Critters slither into homes in warm weather
CORNELIUS – The month of June means area animal control officers will be crawling on their stomachs more than usual in search of an annual summer nuisance – snakes.
“We’ve had a lot of calls on snakes the past few weeks,” Cornelius Animal Control Officer Kenny Russell said, after recently removing a five-foot black snake from the crawl space of a Cornelius home off Bethel Church Road.
“You’ve got to seal everything up,” he said. “If they can get their head in, they’ll squeeze on through.”
Cold-blooded snakes need to moderate their body temperature, Russell said, so they seek warm areas when it’s cold outside, and cool, damp places when the weather is warmer.
And because mating season runs from late spring to early summer, snakes become much more active this time of year.
He suggests caulking the vents and door jambs leading into crawl spaces under the house. From those small spaces, snakes may find other gaps in flooring or plumbing which allow them entry inside a home.
Russell said he’s found snakes in the eaves of back porches, inside garages, and even inside laundry dryers and kitchen stoves.
But black snakes can be more benefit than nuisance. They run off and kill venomous snakes such as copperheads and cottonmouths.
Davidson College’s herpetology lab, dedicated to studying local snakes, offers resources to identify snakes found in the area and determine if their unwelcome guest is harmless or cause for alarm.
Spreading mothballs around the perimeter of the home is an old home remedy that can deter a snake from getting too close, but mothballs can be toxic, so Russell urges caution in the presence of pets or small children. There are also spray deterrents available at hardware and camping stores.
While black snakes aren’t venomous, they might strike at a person trying to remove them. Russell suggests calling the local police department who will remove a snake at no cost.

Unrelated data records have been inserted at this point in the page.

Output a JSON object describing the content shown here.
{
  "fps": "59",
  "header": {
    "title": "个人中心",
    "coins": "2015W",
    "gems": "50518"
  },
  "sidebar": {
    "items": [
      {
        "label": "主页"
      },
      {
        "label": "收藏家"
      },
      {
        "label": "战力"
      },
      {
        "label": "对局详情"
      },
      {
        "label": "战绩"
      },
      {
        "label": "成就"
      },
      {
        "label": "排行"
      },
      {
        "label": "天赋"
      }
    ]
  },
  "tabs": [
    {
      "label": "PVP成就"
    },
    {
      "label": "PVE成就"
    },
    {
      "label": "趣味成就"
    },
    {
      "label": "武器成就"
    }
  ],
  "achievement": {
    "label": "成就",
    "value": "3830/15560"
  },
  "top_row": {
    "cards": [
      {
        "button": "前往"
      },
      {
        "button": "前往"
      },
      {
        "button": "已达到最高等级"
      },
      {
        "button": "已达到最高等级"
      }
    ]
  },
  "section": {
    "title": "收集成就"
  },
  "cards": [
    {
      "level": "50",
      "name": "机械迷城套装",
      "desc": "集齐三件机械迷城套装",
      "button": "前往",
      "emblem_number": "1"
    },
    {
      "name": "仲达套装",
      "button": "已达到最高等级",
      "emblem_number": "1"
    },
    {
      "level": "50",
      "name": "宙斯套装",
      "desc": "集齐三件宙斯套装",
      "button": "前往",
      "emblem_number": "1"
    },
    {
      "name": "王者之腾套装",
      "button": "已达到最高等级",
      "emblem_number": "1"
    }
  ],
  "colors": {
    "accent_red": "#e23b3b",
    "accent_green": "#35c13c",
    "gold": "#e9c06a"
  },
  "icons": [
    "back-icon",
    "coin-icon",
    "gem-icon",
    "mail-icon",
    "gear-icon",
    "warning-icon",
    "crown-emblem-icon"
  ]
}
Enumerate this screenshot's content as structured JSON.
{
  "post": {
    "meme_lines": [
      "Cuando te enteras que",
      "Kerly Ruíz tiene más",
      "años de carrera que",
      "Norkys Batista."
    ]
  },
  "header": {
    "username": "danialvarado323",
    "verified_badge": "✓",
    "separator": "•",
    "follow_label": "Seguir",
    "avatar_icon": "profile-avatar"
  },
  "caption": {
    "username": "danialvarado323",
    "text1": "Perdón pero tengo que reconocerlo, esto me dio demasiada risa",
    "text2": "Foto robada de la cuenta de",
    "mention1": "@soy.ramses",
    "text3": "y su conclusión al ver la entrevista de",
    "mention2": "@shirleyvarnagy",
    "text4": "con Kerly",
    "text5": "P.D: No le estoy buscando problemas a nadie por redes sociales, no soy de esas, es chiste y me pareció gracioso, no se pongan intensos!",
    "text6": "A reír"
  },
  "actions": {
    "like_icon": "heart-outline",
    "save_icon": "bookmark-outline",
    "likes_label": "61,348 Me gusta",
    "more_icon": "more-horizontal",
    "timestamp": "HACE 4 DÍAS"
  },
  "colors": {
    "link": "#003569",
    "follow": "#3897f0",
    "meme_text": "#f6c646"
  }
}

Russell said he gets snake calls about three or four times a week during the late spring and summer months. More often than not, it’s for harmless black snakes.